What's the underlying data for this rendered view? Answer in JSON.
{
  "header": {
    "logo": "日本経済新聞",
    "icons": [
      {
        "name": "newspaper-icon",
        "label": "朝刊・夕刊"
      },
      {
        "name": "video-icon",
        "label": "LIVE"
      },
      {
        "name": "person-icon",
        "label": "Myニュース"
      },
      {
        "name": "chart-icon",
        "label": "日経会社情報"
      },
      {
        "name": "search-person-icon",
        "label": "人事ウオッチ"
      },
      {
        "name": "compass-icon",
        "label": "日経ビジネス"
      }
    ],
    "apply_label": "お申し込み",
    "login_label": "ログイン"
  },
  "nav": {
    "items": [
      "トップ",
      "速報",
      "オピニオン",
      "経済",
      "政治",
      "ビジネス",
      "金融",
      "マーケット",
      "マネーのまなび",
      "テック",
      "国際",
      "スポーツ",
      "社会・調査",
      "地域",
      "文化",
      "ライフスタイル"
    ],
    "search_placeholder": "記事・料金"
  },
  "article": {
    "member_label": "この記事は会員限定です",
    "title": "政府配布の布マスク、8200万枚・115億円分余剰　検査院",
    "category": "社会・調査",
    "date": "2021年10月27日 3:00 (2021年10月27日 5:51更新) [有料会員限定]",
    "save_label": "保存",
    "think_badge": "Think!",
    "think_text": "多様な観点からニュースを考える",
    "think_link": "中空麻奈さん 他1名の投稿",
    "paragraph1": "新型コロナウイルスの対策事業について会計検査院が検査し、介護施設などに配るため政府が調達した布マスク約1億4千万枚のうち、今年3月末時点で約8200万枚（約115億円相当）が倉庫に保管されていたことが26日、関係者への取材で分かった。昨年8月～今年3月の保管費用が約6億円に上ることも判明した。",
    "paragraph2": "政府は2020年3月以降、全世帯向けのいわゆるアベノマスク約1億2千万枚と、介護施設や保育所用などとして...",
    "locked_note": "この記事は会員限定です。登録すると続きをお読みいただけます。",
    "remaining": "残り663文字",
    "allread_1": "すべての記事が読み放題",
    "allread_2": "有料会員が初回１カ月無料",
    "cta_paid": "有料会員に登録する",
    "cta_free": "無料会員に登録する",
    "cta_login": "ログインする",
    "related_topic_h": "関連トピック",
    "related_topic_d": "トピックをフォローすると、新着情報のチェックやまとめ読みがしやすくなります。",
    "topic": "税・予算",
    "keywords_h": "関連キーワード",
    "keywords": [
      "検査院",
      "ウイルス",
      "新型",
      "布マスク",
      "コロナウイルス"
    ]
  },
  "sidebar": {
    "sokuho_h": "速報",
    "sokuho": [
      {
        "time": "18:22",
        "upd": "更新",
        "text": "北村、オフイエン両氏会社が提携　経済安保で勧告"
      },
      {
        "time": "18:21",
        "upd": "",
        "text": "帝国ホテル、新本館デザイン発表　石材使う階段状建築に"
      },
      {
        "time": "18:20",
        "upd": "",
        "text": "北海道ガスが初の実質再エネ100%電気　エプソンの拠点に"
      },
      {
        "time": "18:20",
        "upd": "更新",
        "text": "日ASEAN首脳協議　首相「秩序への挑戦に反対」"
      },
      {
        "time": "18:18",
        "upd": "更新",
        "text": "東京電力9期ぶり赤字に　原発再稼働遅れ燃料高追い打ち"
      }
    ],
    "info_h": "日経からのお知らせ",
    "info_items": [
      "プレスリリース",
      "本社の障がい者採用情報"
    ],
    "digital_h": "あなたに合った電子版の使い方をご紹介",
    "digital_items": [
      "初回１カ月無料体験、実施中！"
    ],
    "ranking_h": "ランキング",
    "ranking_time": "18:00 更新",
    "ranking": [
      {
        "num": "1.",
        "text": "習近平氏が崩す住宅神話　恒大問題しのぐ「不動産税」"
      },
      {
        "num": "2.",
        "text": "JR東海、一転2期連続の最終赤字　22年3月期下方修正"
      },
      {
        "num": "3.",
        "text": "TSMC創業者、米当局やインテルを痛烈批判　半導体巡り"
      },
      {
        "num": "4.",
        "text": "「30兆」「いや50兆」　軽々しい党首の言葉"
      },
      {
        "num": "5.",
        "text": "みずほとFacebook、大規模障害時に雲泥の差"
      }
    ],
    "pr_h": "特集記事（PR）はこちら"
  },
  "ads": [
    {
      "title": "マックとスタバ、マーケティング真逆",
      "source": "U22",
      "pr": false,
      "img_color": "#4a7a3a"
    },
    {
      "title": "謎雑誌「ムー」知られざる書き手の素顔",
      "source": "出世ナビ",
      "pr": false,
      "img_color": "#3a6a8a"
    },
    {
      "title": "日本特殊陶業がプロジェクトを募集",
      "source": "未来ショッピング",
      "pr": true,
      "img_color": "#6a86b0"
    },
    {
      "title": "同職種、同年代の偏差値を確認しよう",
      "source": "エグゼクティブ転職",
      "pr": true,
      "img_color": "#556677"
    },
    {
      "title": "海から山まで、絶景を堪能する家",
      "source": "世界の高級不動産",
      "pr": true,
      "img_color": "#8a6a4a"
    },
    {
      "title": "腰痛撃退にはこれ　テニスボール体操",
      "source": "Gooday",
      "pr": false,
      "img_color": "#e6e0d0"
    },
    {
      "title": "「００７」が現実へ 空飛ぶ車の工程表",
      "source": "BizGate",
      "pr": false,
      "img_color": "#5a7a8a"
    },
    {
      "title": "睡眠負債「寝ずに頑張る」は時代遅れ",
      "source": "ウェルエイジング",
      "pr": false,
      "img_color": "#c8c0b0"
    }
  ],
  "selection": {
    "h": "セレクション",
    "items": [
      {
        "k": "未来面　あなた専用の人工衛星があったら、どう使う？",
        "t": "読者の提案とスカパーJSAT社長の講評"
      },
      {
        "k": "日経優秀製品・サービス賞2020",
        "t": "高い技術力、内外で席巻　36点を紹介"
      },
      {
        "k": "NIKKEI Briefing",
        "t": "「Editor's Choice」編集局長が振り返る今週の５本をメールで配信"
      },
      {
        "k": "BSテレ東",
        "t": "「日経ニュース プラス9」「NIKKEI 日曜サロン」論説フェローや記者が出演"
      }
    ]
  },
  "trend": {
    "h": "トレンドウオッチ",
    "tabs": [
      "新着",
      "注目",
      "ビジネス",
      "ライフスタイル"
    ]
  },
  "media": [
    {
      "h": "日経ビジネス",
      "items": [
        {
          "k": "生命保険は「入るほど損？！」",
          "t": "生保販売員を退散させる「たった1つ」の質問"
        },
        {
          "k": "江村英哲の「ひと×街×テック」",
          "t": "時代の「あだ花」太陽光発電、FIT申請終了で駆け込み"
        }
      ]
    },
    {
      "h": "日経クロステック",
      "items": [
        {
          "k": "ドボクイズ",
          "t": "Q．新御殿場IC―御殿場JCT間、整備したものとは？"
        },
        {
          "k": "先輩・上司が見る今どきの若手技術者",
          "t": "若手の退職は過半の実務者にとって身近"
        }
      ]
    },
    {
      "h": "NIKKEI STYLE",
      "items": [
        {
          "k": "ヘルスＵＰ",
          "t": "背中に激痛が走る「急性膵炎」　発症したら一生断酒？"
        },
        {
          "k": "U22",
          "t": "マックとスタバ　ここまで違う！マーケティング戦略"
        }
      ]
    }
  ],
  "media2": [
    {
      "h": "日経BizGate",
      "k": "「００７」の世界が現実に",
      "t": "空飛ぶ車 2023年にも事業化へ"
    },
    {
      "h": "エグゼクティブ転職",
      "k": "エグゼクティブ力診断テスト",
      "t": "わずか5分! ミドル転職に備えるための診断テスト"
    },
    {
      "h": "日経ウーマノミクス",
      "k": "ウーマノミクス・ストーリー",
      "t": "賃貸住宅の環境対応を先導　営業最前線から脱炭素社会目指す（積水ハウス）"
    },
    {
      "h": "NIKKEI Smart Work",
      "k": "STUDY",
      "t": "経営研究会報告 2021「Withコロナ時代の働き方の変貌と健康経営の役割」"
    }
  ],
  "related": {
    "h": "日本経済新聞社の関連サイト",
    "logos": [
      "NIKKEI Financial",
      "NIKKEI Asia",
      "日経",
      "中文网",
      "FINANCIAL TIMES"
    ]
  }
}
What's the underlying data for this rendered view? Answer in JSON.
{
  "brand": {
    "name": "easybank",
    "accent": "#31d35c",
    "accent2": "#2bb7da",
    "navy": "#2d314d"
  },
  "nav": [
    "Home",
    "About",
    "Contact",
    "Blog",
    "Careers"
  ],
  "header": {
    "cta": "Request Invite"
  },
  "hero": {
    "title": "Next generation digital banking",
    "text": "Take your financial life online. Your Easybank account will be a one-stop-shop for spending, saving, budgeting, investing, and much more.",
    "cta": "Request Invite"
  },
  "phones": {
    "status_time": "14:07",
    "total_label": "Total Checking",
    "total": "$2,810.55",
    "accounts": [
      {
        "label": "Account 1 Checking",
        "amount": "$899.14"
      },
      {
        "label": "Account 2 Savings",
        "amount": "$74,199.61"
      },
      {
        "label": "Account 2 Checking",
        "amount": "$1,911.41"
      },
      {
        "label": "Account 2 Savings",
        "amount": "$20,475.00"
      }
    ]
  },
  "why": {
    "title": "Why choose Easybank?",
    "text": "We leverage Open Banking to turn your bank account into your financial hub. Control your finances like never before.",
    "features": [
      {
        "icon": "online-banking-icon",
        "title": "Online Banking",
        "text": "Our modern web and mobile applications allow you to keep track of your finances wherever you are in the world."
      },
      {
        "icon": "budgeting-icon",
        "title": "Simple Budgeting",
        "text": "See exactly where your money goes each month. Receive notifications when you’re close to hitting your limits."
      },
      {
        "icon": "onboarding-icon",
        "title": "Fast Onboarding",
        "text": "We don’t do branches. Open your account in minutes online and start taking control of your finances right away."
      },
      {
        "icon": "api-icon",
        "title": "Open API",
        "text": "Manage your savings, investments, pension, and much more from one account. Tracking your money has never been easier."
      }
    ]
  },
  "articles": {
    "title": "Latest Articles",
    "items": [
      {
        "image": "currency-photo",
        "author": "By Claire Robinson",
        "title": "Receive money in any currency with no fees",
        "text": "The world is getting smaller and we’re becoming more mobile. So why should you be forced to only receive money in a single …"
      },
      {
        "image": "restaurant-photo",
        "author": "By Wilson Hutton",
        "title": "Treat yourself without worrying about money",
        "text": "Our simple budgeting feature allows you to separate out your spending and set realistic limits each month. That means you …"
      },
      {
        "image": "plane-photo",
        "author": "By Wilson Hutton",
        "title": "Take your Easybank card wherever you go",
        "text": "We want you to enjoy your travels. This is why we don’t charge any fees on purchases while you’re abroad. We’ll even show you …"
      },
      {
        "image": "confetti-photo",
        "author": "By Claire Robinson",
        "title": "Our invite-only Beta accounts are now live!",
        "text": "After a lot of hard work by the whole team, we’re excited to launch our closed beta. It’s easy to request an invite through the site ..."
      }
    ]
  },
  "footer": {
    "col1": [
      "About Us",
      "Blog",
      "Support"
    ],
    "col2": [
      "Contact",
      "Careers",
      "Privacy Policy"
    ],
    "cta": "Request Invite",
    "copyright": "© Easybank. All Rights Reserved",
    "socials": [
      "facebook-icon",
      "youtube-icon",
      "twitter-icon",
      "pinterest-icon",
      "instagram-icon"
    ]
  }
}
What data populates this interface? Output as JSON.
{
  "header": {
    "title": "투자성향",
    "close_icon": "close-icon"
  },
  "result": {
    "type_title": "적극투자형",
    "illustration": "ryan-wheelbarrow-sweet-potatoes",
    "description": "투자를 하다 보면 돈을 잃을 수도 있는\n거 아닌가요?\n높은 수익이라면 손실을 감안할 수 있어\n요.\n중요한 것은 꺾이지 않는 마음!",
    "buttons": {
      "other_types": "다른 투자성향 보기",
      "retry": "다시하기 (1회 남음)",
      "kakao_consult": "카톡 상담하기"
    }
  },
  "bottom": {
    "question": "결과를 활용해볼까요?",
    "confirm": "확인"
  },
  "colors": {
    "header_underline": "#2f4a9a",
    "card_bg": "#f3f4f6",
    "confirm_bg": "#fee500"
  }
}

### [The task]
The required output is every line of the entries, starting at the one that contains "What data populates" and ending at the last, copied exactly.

### [Exercise output]
What data populates this interface? Output as JSON.
{
  "header": {
    "title": "투자성향",
    "close_icon": "close-icon"
  },
  "result": {
    "type_title": "적극투자형",
    "illustration": "ryan-wheelbarrow-sweet-potatoes",
    "description": "투자를 하다 보면 돈을 잃을 수도 있는\n거 아닌가요?\n높은 수익이라면 손실을 감안할 수 있어\n요.\n중요한 것은 꺾이지 않는 마음!",
    "buttons": {
      "other_types": "다른 투자성향 보기",
      "retry": "다시하기 (1회 남음)",
      "kakao_consult": "카톡 상담하기"
    }
  },
  "bottom": {
    "question": "결과를 활용해볼까요?",
    "confirm": "확인"
  },
  "colors": {
    "header_underline": "#2f4a9a",
    "card_bg": "#f3f4f6",
    "confirm_bg": "#fee500"
  }
}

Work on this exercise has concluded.